With two locations in Denver, one in Vail and one at DIA, the restaurant remains a luxe spot not only for its steaks (including an 18-ounce Wagyu ribeye) but for its wide-ranging salads, inspired fish dishes and encyclopedic wine list.
Multiple locations; elways.com
Guard and Grace:
An enormous, sleek space at the base of the CenturyLink Tower, Troy Guard’s ambitious, award-winning take on the modern steakhouse features fiery grills, charcuterie, an oyster bar and a posh, walk-in, floor-to-high-ceiling glassed wine cellar containing 4,000 bottles.
1801 California St., Denver
The Steakhouse at Flying Horse:
It’s worth the trip to Colorado Springs to savor the fantastically charred steaks and chops, creatively turned starters and seafood, and decadent desserts served in the most elegant restaurant ever to grace a golf clubhouse. Too, uh, stuffed to drive home? Sleep at the club’s swank Lodge.
1880 Weiskopf Point, Colorado Springs

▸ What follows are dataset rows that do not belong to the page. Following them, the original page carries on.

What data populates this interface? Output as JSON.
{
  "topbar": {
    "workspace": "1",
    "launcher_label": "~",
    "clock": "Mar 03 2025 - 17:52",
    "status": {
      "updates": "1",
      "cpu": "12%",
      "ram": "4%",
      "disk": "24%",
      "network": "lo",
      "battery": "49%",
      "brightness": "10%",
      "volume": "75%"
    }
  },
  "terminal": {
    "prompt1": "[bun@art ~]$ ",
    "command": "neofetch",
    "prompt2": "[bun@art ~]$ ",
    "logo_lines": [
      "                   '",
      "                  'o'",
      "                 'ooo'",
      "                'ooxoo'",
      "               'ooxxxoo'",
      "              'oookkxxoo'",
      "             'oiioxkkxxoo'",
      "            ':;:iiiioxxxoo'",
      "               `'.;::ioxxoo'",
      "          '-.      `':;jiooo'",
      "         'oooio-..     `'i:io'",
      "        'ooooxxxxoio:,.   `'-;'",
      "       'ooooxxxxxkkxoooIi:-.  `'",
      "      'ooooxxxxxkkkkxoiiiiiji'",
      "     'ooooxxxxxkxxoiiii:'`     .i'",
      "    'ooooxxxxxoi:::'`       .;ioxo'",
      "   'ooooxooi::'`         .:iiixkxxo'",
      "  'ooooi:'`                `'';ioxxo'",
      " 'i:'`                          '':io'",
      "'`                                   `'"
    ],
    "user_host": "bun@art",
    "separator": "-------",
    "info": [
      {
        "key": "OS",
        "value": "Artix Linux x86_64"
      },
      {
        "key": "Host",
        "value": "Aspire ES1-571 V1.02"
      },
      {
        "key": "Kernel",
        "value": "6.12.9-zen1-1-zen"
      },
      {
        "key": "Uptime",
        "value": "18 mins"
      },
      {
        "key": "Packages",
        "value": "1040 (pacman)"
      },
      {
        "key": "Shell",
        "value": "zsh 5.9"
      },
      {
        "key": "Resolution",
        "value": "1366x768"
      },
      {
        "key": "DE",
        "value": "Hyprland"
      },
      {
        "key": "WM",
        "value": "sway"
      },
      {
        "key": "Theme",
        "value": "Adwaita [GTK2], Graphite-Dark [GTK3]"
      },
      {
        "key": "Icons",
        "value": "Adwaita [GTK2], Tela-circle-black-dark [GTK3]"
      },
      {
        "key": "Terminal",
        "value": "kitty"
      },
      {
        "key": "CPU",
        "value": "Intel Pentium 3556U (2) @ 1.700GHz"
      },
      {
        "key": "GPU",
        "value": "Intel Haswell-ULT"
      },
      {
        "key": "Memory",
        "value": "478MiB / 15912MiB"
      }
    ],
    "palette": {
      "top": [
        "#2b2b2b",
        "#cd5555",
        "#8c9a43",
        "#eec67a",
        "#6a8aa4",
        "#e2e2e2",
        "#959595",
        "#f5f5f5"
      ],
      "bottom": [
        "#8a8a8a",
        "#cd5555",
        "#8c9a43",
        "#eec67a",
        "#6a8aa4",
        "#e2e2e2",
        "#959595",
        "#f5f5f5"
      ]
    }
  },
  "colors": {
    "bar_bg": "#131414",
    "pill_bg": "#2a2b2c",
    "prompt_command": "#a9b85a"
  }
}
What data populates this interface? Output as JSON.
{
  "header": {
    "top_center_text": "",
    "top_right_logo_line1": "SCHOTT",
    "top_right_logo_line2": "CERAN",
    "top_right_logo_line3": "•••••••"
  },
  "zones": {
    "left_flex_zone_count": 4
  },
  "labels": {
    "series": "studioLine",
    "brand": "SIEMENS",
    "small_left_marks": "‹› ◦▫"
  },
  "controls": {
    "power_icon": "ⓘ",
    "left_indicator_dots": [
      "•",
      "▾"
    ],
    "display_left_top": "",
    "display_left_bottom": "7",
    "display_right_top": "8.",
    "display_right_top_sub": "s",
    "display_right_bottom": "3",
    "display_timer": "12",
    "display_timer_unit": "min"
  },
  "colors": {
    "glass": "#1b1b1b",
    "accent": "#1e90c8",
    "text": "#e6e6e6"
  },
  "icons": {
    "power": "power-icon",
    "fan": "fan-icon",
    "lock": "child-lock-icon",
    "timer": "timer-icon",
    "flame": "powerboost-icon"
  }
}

The Saganaki appetizer and Gangster Steak (with peppers and Kalamatas) add a Greek flair to this intimate spot off W. Hampden.
3517 S. Elati St., Englewood
This article appears in the August 2016 issue of Colorado AvidGolfer. Subscribe today!
Browse the stories and features below to get a glimpse into the good life from our August 2016 issue:
Craig Stadler: Living Large in Evergreen
The High-Country High Life: 5 Colorado Resort Destinations
Carving a Niche: 10 of the Best in Denver Steakhouses
Local Customs at Carbon Putters
Spirited Away: A side-by-side chart of bourbon, gin, rum, scotch, tequila, vodka and whiskey
Driving for Dough: Luxury Autos
Private Jets are Time Machines
Gear Plus: Simulators, Luxury Carts, Watches, Technology and more
Colorado AvidGolfer is the state’s leading resource for golf and the lifestyle that surrounds it, publishing eight issues annually and proudly delivering daily content via coloradoavidgolfer.com. Follow us on Twitter, Facebook and Instagram.